CATHEDRAL CITY, Calif. (KGO) -- Mud was all over the kitchen counters, floor, everywhere inside the Mendiola family home in Cathedral City, near Palm Springs.
The family is still cleaning up more than a week after Tropical Storm Hilary flooded parts of their city and their home.
"It's unlivable at this point," said Ellisa Mendiola. "Just think about knee-high mud in your home."
Cathedral City was one of the hardest-hit areas and, like dozens of others, the Mendiolas had to be rescued from the flood waters. But their experience was different.
As Hilary pounded Southern California Aug. 19, water and mud gushed into the Mendiola's home.
Arcie Mendiola and her daughter, Ellisa, live in the house along with four other family members, including a two-year-old.
"We got woken up by my sister yelling for help, and a loud bang of our wall, our fireplace actually, coming crashing in," Ellisa said. "And then that's when we saw all of the mud coming into our home."
Not knowing how high the water and mud would rise, they rushed to the roof of their home.

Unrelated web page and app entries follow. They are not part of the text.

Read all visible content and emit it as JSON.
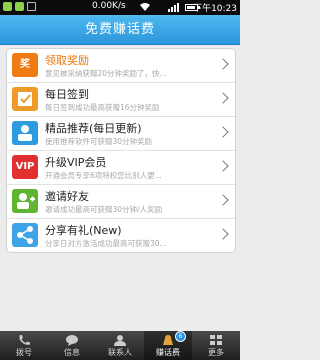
{
  "statusbar": {
    "net_speed": "0.00K/s",
    "time": "下午10:23"
  },
  "header": {
    "title": "免费赚话费"
  },
  "items": [
    {
      "icon": "prize-icon",
      "glyph": "奖",
      "color": "#f07a14",
      "title": "领取奖励",
      "desc": "意见被采纳获赠20分钟奖励了，快..."
    },
    {
      "icon": "signin-icon",
      "glyph": "",
      "color": "#f09a2a",
      "title": "每日签到",
      "desc": "每日签到成功最高获赠16分钟奖励"
    },
    {
      "icon": "recommend-icon",
      "glyph": "",
      "color": "#2c9be0",
      "title": "精品推荐(每日更新)",
      "desc": "使用推荐软件可获赠30分钟奖励"
    },
    {
      "icon": "vip-icon",
      "glyph": "VIP",
      "color": "#e03030",
      "title": "升级VIP会员",
      "desc": "开通会员专享6项特权您比别人更..."
    },
    {
      "icon": "invite-icon",
      "glyph": "",
      "color": "#5fb431",
      "title": "邀请好友",
      "desc": "邀请成功最高可获赠30分钟/人奖励"
    },
    {
      "icon": "share-icon",
      "glyph": "",
      "color": "#3fa3e8",
      "title": "分享有礼(New)",
      "desc": "分享日对方激活成功最高可获赠30..."
    }
  ],
  "tabs": [
    {
      "label": "拨号",
      "icon": "phone-icon"
    },
    {
      "label": "信息",
      "icon": "message-icon"
    },
    {
      "label": "联系人",
      "icon": "contacts-icon"
    },
    {
      "label": "赚话费",
      "icon": "earn-icon",
      "badge": "6"
    },
    {
      "label": "更多",
      "icon": "more-icon"
    }
  ]
}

From there, they could see the flooded streets and cars being swept away.
They called 911.
"Our dispatcher, she was really kind, but she was basically just telling us like 1, they're getting a lot of calls already, and 2, that help is on the way, that they're aware of our situation," Ellisa said. "However, they're unaware when we're going to be able to get help. You almost feel hopeless seeing the firefighters flashing their lights at us from the street behind us and having to go back because they can't get through."
To top it off, there was a gas leak. Arcie prayed on the roof.

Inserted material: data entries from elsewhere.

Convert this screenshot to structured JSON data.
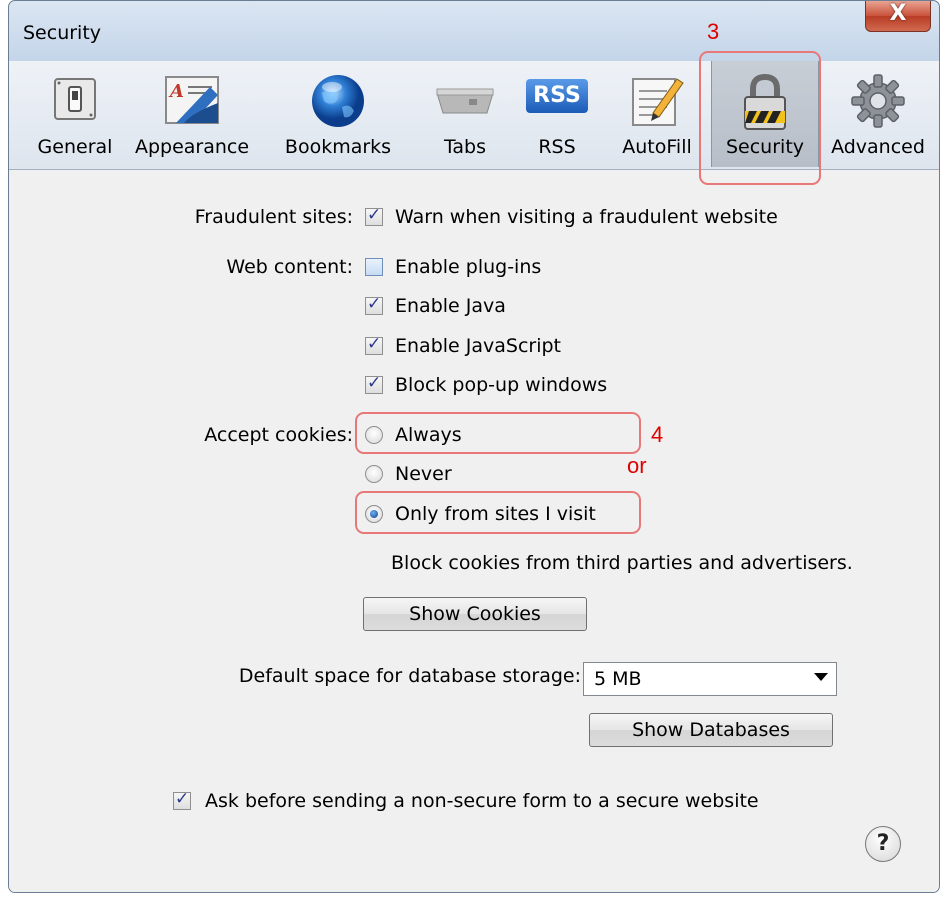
{
  "window": {
    "title": "Security",
    "close_label": "X"
  },
  "toolbar": {
    "items": [
      {
        "label": "General",
        "icon": "switch-icon"
      },
      {
        "label": "Appearance",
        "icon": "text-style-icon"
      },
      {
        "label": "Bookmarks",
        "icon": "globe-icon"
      },
      {
        "label": "Tabs",
        "icon": "tabs-icon"
      },
      {
        "label": "RSS",
        "icon": "rss-icon",
        "icon_text": "RSS"
      },
      {
        "label": "AutoFill",
        "icon": "pencil-form-icon"
      },
      {
        "label": "Security",
        "icon": "padlock-icon",
        "active": true
      },
      {
        "label": "Advanced",
        "icon": "gear-icon"
      }
    ]
  },
  "fraudulent": {
    "label": "Fraudulent sites:",
    "option": "Warn when visiting a fraudulent website",
    "checked": true
  },
  "web_content": {
    "label": "Web content:",
    "options": [
      {
        "text": "Enable plug-ins",
        "checked": false
      },
      {
        "text": "Enable Java",
        "checked": true
      },
      {
        "text": "Enable JavaScript",
        "checked": true
      },
      {
        "text": "Block pop-up windows",
        "checked": true
      }
    ]
  },
  "cookies": {
    "label": "Accept cookies:",
    "options": [
      {
        "text": "Always",
        "selected": false
      },
      {
        "text": "Never",
        "selected": false
      },
      {
        "text": "Only from sites I visit",
        "selected": true
      }
    ],
    "note": "Block cookies from third parties and advertisers.",
    "show_button": "Show Cookies"
  },
  "database": {
    "label": "Default space for database storage:",
    "value": "5 MB",
    "show_button": "Show Databases"
  },
  "nonsecure": {
    "text": "Ask before sending a non-secure form to a secure website",
    "checked": true
  },
  "help": "?",
  "annotations": {
    "step3": "3",
    "step4": "4",
    "or": "or"
  },
  "colors": {
    "annotation": "#e00000",
    "annotation_border": "#e87878"
  }
}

"I'm a mess," Arcie said. "I'm calling my son Eddie, because I don't know if it's the last time I'm going to see him, just to tell him that I love him. And if anything happens to us, just know that we love him, and it's just emotional, because, like my daughter says, it's the unknown. I mean, you would never expect something like this to happen to you."

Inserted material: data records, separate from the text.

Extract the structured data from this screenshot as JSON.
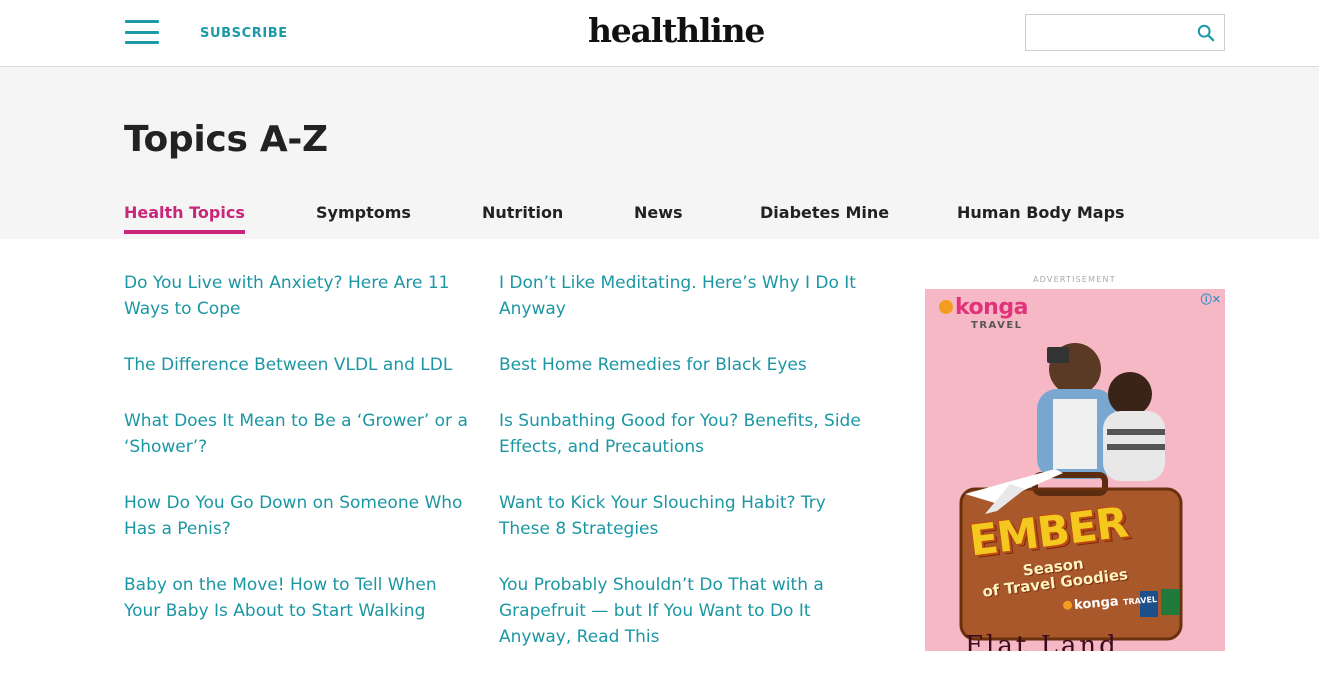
{
  "header": {
    "subscribe_label": "SUBSCRIBE",
    "logo_text": "healthline",
    "search_placeholder": ""
  },
  "page": {
    "title": "Topics A-Z"
  },
  "tabs": [
    {
      "label": "Health Topics",
      "active": true
    },
    {
      "label": "Symptoms",
      "active": false
    },
    {
      "label": "Nutrition",
      "active": false
    },
    {
      "label": "News",
      "active": false
    },
    {
      "label": "Diabetes Mine",
      "active": false
    },
    {
      "label": "Human Body Maps",
      "active": false
    }
  ],
  "articles": {
    "left": [
      "Do You Live with Anxiety? Here Are 11 Ways to Cope",
      "The Difference Between VLDL and LDL",
      "What Does It Mean to Be a ‘Grower’ or a ‘Shower’?",
      "How Do You Go Down on Someone Who Has a Penis?",
      "Baby on the Move! How to Tell When Your Baby Is About to Start Walking"
    ],
    "right": [
      "I Don’t Like Meditating. Here’s Why I Do It Anyway",
      "Best Home Remedies for Black Eyes",
      "Is Sunbathing Good for You? Benefits, Side Effects, and Precautions",
      "Want to Kick Your Slouching Habit? Try These 8 Strategies",
      "You Probably Shouldn’t Do That with a Grapefruit — but If You Want to Do It Anyway, Read This"
    ]
  },
  "ad": {
    "label": "ADVERTISEMENT",
    "brand": "konga",
    "brand_sub": "TRAVEL",
    "headline": "EMBER",
    "subline_1": "Season",
    "subline_2": "of Travel Goodies",
    "small_brand": "konga",
    "small_sub": "TRAVEL",
    "bottom_text": "Flat Land"
  },
  "colors": {
    "brand_teal": "#1a9aa6",
    "active_tab": "#c8267b",
    "link": "#1b97a4",
    "hero_bg": "#f5f5f5"
  }
}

Especially not in a desert city.
But then hope arrived. Jimmy Laker was driving around in his truck with his girlfriend, Cindy Gilissen Smith.
"Earlier in the day...I went through and pulled some people out and my vehicle was able to go through some of the treacherous spots that others weren't able to go to, so I took advantage of that to be able to help people out," Laker said.
They spotted the Mendiolas on their roof.
"That's when reality just kind of hit us," he said. "And we're like, 'Wow, there's like people were hollering for help from both sides.' I think they seen my vehicle. They seen other people attempting, and other people weren't making it down there, so it seemed kind of like a dry hope for them."
The couple helped an elderly woman next door covered in mud escape and get medical attention.
Then, they came back for the Mendiolas, helping them come down from the roof and into Laker's truck.
For Arcie, Laker is a hero.
"Our angel, I mean, God knew we went through a crisis, and he answered. And yeah, I don't know. If it wasn't for Jimmy, I don't know how long we would have been on that roof."
Fourteen elderly people living a few doors down in a board and care facility wouldn't be rescued until many hours later. In all, Cathedral City officials said fire crews rescued more than 60 people affected by the four to five feet of mudwalls.
"I couldn't leave a family sitting like that," Laker said. "I couldn't leave anybody sitting like that, whether they were old, babies. If I didn't know them, if they were troubled people, I wouldn't care. They're human beings, just as I am, and I wouldn't want to be just left stranded. I felt I had the ability to help and that I needed to do it."
Laker said the mud was so thick he couldn't keep helping others. He has a lifted truck and that truck got some damage. But he said that didn't matter. He really wanted to help.
The Mendiolas said their home is now unlivable and they are still cleaning up with the help of their family, friends and community.
The family has an online fund to help them since they lost so much.